As the COVID-19 pandemic lingers, researchers have found associations between certain lifestyle factors and a person’s risk of getting infected. While it already has been established that those with type 2 diabetes and a high BMI are at greater risk of experiencing hospitalizations and other severe complications related to COVID-19, they are also at greater risk of getting symptomatic infection in the first place. That’s the finding of a recent study conducted by researchers at the University of Maryland School of Medicine published in PLoS One.

Using data from the UK Biobank of 500,000 British volunteers over age 40, the researchers examined health factors in those who tested positive for COVID-19 and compared them with those who tested negative. They found that those who had positive COVID-19 test results were more likely to have obesity or type 2 diabetes. Those who tested negative were more likely to have high levels of HDL cholesterol and have a normal BMI.

“Certain baseline cardiometabolic factors appear to either protect a person from COVID-19 infection while others make a person more vulnerable to infection,” says study author Charles Hong, MD, PhD, a professor of medicine and director of cardiology research at the University of Maryland School of Medicine. “But this study wasn’t designed to determine what factors actually cause COVID-19 infections. These are statistical associations that point to the importance of a healthy functioning immune system for protecting against COVID-19 infection.”

Hong and his colleagues controlled for potential confounding factors such as socioeconomic status, age, gender, and ethnicity.
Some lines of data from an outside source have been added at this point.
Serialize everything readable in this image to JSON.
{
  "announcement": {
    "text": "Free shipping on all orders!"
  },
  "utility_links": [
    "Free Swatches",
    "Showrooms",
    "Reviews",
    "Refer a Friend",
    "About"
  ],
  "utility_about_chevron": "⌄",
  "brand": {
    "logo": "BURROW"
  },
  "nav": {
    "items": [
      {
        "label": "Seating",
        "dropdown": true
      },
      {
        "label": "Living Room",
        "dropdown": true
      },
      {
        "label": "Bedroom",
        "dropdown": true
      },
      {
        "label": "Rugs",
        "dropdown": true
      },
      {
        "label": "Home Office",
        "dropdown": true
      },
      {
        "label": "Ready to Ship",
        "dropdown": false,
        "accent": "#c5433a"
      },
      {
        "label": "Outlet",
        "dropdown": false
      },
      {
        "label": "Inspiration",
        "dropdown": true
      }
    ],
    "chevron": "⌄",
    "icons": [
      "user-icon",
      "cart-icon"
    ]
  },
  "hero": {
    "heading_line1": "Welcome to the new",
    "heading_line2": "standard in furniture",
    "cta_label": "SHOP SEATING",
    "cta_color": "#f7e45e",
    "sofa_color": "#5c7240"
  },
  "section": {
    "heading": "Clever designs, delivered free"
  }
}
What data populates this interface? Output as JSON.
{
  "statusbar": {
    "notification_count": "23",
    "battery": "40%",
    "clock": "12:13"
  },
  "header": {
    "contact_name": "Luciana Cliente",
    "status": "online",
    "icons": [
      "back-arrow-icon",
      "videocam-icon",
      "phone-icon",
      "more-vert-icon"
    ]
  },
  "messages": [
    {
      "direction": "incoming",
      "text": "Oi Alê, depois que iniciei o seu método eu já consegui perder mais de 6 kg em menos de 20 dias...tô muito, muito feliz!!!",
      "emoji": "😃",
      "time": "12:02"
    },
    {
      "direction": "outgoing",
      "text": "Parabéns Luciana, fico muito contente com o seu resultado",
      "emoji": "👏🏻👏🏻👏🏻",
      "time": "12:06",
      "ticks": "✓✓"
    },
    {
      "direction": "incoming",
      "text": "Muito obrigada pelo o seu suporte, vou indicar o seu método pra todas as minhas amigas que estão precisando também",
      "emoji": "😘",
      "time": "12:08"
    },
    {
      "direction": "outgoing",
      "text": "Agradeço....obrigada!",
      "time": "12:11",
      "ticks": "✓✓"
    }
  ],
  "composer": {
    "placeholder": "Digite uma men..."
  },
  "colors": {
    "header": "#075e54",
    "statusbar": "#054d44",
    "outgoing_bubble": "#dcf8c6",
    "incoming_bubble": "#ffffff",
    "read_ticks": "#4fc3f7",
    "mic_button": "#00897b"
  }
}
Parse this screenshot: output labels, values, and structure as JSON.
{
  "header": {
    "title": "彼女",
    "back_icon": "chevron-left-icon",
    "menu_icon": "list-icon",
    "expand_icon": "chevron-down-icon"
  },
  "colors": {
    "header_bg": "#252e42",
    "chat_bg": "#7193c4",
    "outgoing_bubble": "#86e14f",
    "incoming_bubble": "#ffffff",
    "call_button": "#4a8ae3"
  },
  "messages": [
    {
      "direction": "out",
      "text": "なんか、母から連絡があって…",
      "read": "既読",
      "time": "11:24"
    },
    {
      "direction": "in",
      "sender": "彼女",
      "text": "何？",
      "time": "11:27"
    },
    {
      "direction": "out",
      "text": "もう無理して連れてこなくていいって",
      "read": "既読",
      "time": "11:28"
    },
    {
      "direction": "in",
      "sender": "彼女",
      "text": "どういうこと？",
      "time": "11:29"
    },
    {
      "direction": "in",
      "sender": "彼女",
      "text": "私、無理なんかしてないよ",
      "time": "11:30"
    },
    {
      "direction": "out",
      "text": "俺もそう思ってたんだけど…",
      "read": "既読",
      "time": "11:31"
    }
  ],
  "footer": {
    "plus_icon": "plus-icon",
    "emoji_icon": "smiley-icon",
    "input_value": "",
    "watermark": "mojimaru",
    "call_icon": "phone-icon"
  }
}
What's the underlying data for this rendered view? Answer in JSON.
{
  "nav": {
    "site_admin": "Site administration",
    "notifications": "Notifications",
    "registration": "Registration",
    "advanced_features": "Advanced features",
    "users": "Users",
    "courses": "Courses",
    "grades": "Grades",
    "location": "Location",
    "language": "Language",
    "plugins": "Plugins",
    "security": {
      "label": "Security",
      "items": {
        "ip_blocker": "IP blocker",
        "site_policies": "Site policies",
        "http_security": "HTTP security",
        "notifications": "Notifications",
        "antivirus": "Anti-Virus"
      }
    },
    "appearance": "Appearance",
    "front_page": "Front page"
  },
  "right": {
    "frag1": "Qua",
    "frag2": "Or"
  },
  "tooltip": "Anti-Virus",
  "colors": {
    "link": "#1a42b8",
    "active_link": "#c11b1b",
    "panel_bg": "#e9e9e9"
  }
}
“Our findings point to some healthful measures people can take to help potentially lower their risk of COVID-19 infection,” Hong says. “Controlling body weight is very important during this time, and measures to increase HDL levels like regular exercise and a diet rich in monounsaturated fats like extra-virgin olive oil and avocados might be helpful too.”

— Source: University of Maryland Medical Center